§ What the task requires:
In the records that follow, find each line with the word "LocalSystemNetworkRestricted" and copy it.
=== Record extracts ===
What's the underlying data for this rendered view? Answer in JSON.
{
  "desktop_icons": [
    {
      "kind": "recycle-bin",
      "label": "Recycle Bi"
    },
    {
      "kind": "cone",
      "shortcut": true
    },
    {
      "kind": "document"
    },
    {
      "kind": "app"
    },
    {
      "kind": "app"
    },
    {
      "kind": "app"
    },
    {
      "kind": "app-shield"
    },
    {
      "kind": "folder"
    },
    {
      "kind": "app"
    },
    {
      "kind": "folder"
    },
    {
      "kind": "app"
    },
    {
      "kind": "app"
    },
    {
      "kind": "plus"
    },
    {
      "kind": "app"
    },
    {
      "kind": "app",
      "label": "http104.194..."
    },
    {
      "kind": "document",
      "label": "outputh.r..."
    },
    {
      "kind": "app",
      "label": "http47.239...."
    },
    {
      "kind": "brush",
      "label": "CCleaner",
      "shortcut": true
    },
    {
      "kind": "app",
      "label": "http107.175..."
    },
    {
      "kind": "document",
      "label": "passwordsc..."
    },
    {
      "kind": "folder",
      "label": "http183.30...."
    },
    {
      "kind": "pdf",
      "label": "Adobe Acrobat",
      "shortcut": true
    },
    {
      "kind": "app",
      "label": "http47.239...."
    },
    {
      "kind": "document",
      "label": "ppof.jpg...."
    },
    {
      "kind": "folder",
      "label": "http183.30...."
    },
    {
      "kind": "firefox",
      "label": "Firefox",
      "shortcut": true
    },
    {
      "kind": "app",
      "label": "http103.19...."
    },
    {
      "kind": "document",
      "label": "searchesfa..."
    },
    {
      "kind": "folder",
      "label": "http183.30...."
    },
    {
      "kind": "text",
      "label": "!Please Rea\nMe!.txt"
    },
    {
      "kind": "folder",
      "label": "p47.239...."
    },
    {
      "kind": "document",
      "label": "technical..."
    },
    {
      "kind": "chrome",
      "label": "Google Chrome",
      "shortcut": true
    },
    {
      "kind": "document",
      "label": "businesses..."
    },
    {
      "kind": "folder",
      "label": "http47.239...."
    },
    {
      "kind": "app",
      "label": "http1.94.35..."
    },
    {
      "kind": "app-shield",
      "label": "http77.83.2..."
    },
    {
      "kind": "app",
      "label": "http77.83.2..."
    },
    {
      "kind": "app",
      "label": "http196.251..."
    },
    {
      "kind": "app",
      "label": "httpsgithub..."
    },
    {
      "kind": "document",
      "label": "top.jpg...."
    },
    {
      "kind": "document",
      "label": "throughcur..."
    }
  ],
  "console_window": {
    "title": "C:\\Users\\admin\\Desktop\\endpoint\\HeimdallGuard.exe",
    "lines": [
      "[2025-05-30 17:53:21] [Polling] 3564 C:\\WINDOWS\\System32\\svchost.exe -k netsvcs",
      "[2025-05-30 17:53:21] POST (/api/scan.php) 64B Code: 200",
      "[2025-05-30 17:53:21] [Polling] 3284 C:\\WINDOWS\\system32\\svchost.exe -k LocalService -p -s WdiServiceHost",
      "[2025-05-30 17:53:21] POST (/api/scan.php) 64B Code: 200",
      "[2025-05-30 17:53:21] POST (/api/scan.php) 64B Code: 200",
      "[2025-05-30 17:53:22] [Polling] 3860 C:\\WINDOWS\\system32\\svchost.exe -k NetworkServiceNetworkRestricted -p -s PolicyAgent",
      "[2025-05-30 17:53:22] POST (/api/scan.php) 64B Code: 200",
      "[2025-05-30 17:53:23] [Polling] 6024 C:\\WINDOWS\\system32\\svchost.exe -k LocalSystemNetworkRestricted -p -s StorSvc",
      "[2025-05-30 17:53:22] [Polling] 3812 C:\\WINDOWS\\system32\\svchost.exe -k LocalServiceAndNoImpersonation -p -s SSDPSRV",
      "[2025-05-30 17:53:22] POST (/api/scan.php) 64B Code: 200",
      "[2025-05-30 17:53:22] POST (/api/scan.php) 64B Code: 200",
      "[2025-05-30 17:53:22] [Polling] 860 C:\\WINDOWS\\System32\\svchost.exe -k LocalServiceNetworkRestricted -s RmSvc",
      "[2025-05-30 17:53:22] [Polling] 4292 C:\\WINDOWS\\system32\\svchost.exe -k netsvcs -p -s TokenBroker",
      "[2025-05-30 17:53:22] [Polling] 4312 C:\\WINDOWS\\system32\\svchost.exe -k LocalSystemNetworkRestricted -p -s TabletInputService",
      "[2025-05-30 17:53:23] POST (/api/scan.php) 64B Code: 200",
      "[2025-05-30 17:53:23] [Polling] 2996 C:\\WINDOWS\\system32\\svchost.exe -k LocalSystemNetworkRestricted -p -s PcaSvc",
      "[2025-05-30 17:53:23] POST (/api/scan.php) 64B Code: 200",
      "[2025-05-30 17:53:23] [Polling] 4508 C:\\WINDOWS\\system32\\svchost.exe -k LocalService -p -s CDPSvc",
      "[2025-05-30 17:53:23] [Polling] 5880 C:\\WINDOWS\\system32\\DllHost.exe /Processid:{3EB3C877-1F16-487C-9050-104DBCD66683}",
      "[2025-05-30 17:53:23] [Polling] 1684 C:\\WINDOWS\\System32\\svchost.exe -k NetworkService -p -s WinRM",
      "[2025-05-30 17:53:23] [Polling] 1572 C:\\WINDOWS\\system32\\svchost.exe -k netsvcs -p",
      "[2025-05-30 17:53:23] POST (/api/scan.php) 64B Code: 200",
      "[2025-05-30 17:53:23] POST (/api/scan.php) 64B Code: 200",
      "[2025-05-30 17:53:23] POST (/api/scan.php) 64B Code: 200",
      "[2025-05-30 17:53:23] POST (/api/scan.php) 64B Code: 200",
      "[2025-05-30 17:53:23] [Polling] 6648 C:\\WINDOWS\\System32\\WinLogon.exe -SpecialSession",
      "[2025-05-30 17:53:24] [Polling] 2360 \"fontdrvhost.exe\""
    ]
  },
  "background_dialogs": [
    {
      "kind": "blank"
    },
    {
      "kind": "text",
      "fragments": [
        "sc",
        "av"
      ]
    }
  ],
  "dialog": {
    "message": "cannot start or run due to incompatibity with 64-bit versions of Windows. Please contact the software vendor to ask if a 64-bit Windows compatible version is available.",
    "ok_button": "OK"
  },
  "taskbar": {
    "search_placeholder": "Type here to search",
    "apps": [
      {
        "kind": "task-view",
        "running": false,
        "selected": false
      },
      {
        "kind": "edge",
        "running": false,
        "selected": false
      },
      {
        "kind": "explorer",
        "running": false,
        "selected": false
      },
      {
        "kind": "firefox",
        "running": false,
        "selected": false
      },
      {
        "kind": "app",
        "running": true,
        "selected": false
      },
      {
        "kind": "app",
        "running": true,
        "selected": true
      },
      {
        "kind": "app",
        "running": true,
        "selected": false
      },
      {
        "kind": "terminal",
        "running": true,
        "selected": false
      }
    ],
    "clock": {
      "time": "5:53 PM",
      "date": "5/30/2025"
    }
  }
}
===
§ Result for this exercise:
      "[2025-05-30 17:53:23] [Polling] 6024 C:\\WINDOWS\\system32\\svchost.exe -k LocalSystemNetworkRestricted -p -s StorSvc",
      "[2025-05-30 17:53:22] [Polling] 4312 C:\\WINDOWS\\system32\\svchost.exe -k LocalSystemNetworkRestricted -p -s TabletInputService",
      "[2025-05-30 17:53:23] [Polling] 2996 C:\\WINDOWS\\system32\\svchost.exe -k LocalSystemNetworkRestricted -p -s PcaSvc",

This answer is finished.